# ASSIGNMENT
Return each line of the listing that has the word "Appointments" in it.

# DATA FOR THIS EXERCISE
---

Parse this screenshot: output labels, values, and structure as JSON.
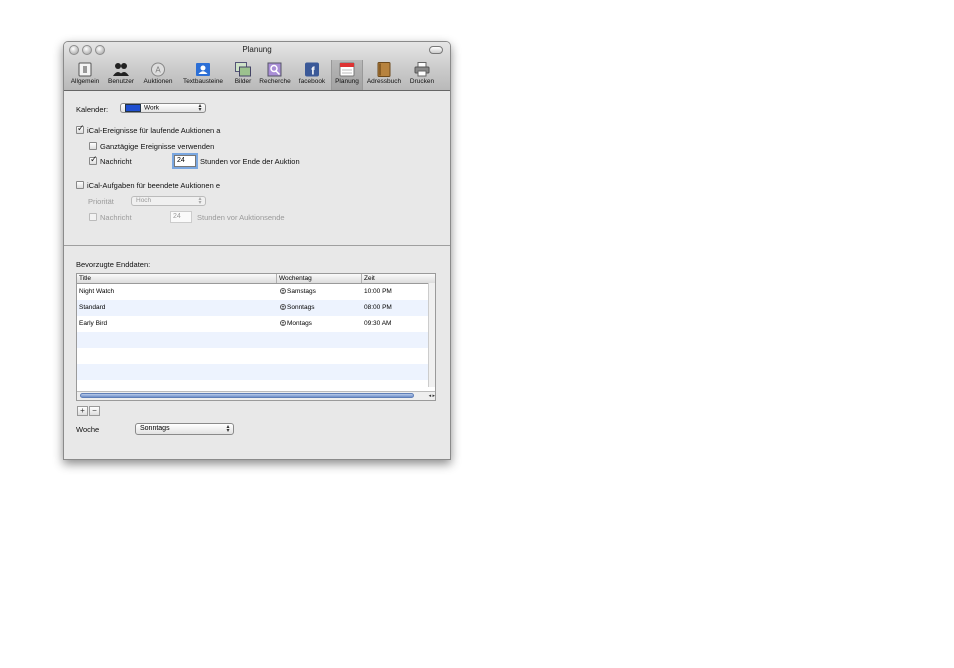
{
  "window": {
    "title": "Planung"
  },
  "toolbar": {
    "items": [
      {
        "label": "Allgemein",
        "icon": "switch-icon"
      },
      {
        "label": "Benutzer",
        "icon": "users-icon"
      },
      {
        "label": "Auktionen",
        "icon": "auction-icon"
      },
      {
        "label": "Textbausteine",
        "icon": "contact-card-icon"
      },
      {
        "label": "Bilder",
        "icon": "images-icon"
      },
      {
        "label": "Recherche",
        "icon": "search-icon"
      },
      {
        "label": "facebook",
        "icon": "facebook-icon"
      },
      {
        "label": "Planung",
        "icon": "calendar-icon",
        "selected": true
      },
      {
        "label": "Adressbuch",
        "icon": "address-book-icon"
      },
      {
        "label": "Drucken",
        "icon": "printer-icon"
      }
    ]
  },
  "calendar": {
    "label": "Kalender:",
    "value": "Work",
    "color": "#1f4fd0"
  },
  "ical_events": {
    "checkbox_label": "iCal-Ereignisse für laufende Auktionen a",
    "checked": true,
    "allday_label": "Ganztägige Ereignisse verwenden",
    "allday_checked": false,
    "notify_label": "Nachricht",
    "notify_checked": true,
    "hours_value": "24",
    "hours_suffix": "Stunden vor Ende der Auktion"
  },
  "ical_tasks": {
    "checkbox_label": "iCal-Aufgaben für beendete Auktionen e",
    "checked": false,
    "priority_label": "Priorität",
    "priority_value": "Hoch",
    "notify_label": "Nachricht",
    "hours_value": "24",
    "hours_suffix": "Stunden vor Auktionsende"
  },
  "preferred": {
    "label": "Bevorzugte Enddaten:",
    "columns": [
      "Title",
      "Wochentag",
      "Zeit"
    ],
    "rows": [
      {
        "title": "Night Watch",
        "weekday": "Samstags",
        "time": "10:00 PM"
      },
      {
        "title": "Standard",
        "weekday": "Sonntags",
        "time": "08:00 PM"
      },
      {
        "title": "Early Bird",
        "weekday": "Montags",
        "time": "09:30 AM"
      }
    ],
    "add_label": "+",
    "remove_label": "−"
  },
  "week": {
    "label": "Woche",
    "value": "Sonntags"
  }
}
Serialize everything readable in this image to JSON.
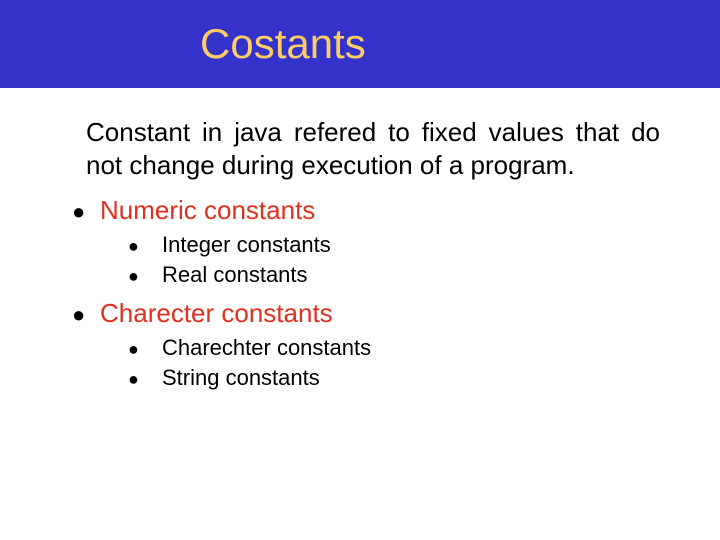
{
  "title": "Costants",
  "intro": "Constant in java refered to fixed values that do not change during execution of a program.",
  "sections": [
    {
      "heading": "Numeric constants",
      "items": [
        "Integer constants",
        "Real constants"
      ]
    },
    {
      "heading": "Charecter constants",
      "items": [
        "Charechter constants",
        "String constants"
      ]
    }
  ]
}
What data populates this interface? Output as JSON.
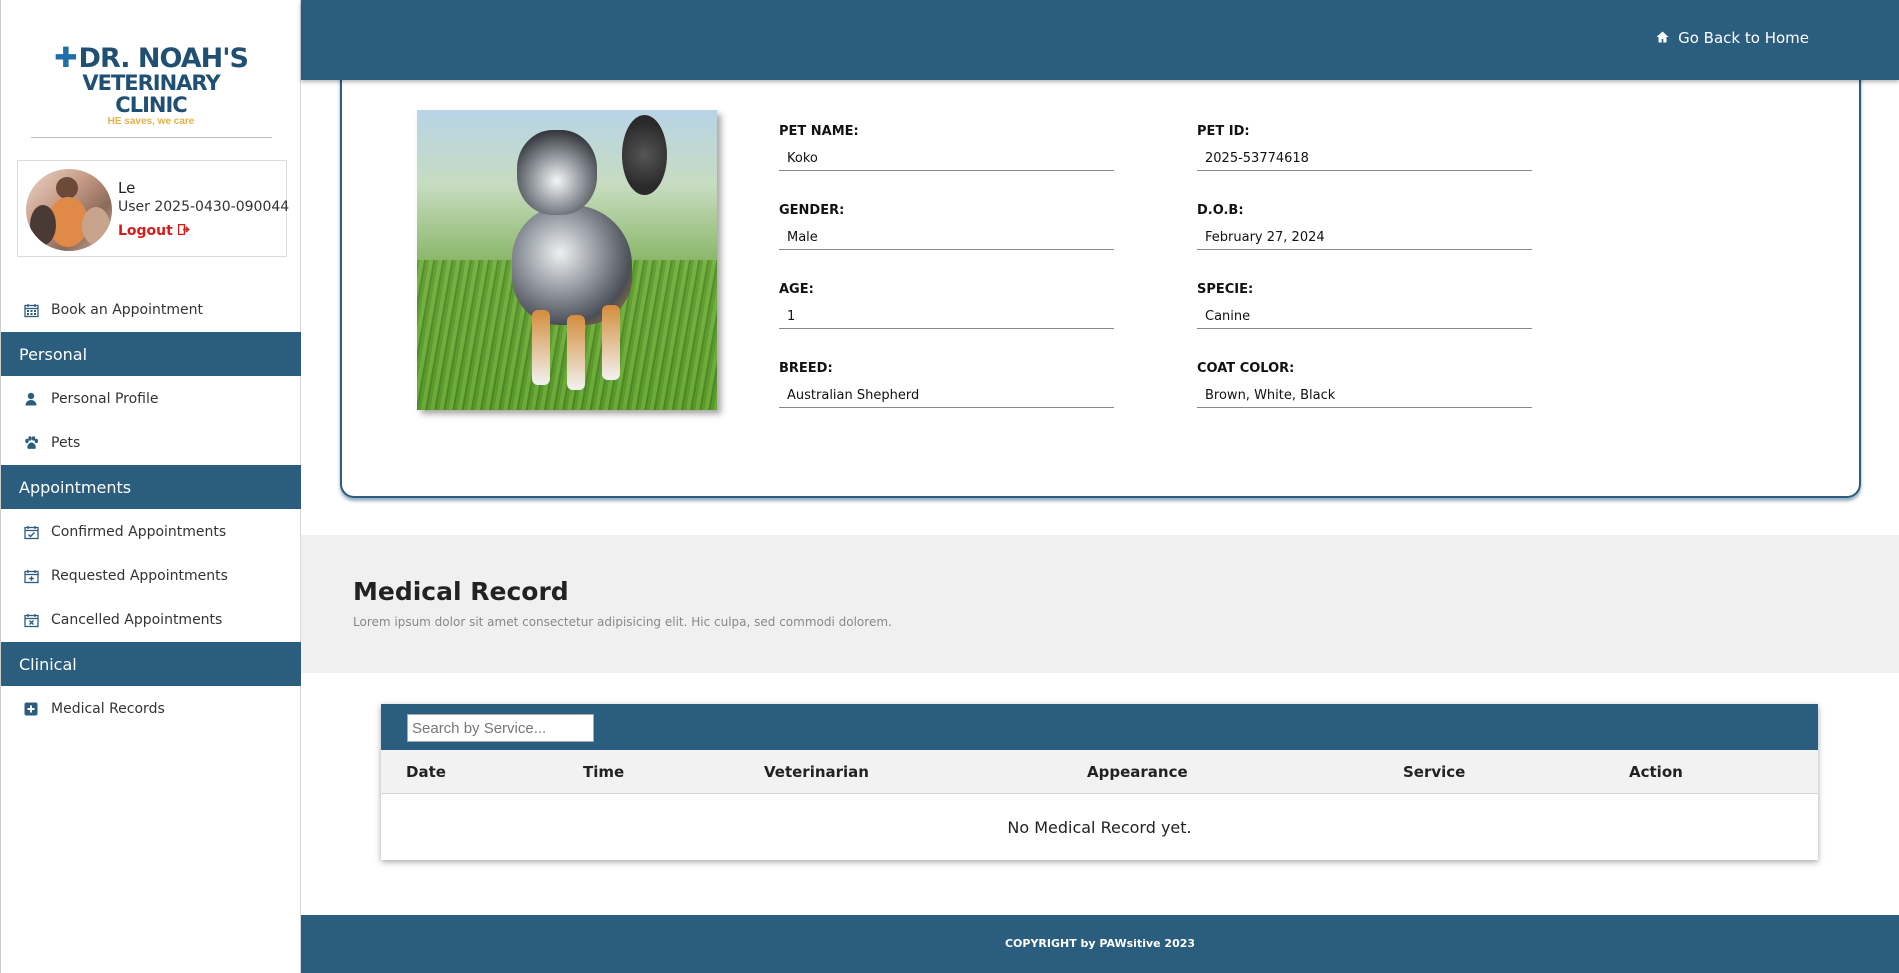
{
  "brand": {
    "name_line1": "DR. NOAH'S",
    "name_line2": "VETERINARY CLINIC",
    "tagline": "HE saves, we care"
  },
  "user": {
    "name": "Le",
    "id_text": "User 2025-0430-090044",
    "logout_label": "Logout"
  },
  "sidebar": {
    "book": "Book an Appointment",
    "sections": [
      {
        "title": "Personal",
        "items": [
          "Personal Profile",
          "Pets"
        ]
      },
      {
        "title": "Appointments",
        "items": [
          "Confirmed Appointments",
          "Requested Appointments",
          "Cancelled Appointments"
        ]
      },
      {
        "title": "Clinical",
        "items": [
          "Medical Records"
        ]
      }
    ]
  },
  "topbar": {
    "home_link": "Go Back to Home"
  },
  "pet": {
    "name_label": "PET NAME:",
    "name": "Koko",
    "id_label": "PET ID:",
    "id": "2025-53774618",
    "gender_label": "GENDER:",
    "gender": "Male",
    "dob_label": "D.O.B:",
    "dob": "February 27, 2024",
    "age_label": "AGE:",
    "age": "1",
    "specie_label": "SPECIE:",
    "specie": "Canine",
    "breed_label": "BREED:",
    "breed": "Australian Shepherd",
    "coat_label": "COAT COLOR:",
    "coat": "Brown, White, Black"
  },
  "medical": {
    "title": "Medical Record",
    "description": "Lorem ipsum dolor sit amet consectetur adipisicing elit. Hic culpa, sed commodi dolorem.",
    "search_placeholder": "Search by Service...",
    "columns": [
      "Date",
      "Time",
      "Veterinarian",
      "Appearance",
      "Service",
      "Action"
    ],
    "empty_message": "No Medical Record yet."
  },
  "footer": {
    "text": "COPYRIGHT by PAWsitive 2023"
  },
  "colors": {
    "primary": "#2b5d7e",
    "logout": "#d61b1b",
    "tagline": "#e3b04b"
  }
}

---

# SOLUTION FOR THIS PROBLEM
        "title": "Appointments",
          "Confirmed Appointments",
          "Requested Appointments",
          "Cancelled Appointments"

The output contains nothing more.